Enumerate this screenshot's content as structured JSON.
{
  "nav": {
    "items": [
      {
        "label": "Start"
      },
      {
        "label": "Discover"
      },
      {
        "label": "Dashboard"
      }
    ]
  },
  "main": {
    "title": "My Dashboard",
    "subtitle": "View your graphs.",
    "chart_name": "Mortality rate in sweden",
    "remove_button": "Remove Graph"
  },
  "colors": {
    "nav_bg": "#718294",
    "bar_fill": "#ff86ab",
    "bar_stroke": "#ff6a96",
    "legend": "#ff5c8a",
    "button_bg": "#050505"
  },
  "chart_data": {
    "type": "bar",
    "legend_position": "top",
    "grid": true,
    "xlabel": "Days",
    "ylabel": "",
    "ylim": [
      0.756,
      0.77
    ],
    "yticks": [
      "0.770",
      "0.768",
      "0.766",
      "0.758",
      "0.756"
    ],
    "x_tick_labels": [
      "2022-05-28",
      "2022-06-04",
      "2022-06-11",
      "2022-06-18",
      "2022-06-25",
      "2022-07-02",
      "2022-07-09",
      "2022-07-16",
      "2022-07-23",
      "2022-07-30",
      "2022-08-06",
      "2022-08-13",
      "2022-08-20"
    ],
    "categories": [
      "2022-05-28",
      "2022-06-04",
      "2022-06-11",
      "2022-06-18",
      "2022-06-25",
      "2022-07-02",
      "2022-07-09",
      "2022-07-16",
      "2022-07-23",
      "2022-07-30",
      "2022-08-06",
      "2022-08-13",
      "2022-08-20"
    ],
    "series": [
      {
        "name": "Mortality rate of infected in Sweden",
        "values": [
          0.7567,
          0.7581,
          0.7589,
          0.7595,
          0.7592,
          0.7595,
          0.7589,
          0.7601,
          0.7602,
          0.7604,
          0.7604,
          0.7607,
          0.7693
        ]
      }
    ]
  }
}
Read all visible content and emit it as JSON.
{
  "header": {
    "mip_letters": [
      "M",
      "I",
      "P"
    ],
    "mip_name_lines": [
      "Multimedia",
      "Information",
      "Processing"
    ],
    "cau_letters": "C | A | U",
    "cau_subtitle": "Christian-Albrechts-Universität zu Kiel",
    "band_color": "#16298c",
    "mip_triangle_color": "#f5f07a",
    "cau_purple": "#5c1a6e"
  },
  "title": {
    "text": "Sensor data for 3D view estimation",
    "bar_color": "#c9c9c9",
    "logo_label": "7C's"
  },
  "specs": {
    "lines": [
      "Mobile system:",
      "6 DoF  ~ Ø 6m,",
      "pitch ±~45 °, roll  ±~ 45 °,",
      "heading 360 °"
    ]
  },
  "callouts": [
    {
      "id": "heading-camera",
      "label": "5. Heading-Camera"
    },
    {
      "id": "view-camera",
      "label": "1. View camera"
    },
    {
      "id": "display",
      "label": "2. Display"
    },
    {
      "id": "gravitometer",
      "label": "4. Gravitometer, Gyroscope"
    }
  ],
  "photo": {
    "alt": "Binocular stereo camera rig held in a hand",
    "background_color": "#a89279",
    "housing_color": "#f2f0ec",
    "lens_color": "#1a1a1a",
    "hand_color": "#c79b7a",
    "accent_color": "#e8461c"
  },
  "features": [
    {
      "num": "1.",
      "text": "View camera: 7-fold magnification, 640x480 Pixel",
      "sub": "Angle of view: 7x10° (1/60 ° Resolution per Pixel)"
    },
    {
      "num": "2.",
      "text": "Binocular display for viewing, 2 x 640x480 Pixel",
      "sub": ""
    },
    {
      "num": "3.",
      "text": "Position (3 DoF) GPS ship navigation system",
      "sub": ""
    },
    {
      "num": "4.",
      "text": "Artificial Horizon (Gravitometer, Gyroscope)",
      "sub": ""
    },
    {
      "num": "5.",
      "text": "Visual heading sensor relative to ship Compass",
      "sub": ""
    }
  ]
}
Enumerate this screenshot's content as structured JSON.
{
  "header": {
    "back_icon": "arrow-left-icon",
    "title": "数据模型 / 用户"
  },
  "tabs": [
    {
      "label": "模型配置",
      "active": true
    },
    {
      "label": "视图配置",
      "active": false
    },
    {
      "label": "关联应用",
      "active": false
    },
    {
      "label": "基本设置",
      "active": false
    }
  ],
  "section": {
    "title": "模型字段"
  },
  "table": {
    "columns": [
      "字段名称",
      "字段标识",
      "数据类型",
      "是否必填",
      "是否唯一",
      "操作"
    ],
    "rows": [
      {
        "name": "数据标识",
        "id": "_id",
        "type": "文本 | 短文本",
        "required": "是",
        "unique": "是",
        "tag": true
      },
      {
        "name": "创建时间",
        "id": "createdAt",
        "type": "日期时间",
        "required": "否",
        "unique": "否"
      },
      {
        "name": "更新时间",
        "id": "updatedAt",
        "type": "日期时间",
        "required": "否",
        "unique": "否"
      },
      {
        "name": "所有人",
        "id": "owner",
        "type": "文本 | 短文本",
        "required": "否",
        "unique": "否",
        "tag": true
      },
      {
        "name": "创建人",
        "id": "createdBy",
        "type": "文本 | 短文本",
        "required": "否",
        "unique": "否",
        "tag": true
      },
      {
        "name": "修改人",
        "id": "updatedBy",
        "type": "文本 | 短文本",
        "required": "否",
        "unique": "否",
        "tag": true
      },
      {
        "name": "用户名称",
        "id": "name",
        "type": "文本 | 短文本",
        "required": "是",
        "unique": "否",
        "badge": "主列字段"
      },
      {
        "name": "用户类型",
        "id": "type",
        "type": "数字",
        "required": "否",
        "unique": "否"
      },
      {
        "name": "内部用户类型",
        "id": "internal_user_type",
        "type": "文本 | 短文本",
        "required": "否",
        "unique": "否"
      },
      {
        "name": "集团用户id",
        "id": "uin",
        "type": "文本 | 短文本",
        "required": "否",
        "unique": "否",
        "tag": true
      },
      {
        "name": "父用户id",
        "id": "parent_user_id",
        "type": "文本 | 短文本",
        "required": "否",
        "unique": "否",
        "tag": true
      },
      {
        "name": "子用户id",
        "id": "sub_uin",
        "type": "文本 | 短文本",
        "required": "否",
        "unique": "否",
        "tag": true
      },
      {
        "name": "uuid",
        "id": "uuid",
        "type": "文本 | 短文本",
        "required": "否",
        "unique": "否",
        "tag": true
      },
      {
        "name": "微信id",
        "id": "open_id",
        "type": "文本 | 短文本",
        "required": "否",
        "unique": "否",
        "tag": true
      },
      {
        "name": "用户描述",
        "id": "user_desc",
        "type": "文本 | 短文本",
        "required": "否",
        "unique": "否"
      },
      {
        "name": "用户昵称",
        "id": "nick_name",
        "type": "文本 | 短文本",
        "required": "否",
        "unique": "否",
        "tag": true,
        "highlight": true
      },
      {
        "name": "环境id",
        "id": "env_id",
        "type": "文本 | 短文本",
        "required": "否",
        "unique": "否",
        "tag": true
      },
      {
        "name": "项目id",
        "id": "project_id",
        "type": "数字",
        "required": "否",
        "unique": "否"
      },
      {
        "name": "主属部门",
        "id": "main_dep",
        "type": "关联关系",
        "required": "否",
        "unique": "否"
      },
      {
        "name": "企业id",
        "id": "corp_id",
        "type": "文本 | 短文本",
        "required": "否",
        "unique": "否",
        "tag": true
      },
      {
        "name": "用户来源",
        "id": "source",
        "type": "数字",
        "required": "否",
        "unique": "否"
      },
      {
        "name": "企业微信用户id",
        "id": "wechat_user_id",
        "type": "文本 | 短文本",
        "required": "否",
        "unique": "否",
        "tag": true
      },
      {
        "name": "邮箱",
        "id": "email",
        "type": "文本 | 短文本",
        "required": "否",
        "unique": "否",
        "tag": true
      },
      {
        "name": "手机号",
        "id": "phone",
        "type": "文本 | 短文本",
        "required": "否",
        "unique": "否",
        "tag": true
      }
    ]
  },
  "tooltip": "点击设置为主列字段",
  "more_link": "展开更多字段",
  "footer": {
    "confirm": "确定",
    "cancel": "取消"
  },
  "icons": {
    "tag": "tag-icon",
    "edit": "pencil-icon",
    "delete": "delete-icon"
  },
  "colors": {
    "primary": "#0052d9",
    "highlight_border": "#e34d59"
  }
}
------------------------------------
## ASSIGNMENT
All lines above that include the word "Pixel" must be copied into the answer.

## COMPLETED TASK
      "text": "View camera: 7-fold magnification, 640x480 Pixel",
      "sub": "Angle of view: 7x10° (1/60 ° Resolution per Pixel)"
      "text": "Binocular display for viewing, 2 x 640x480 Pixel",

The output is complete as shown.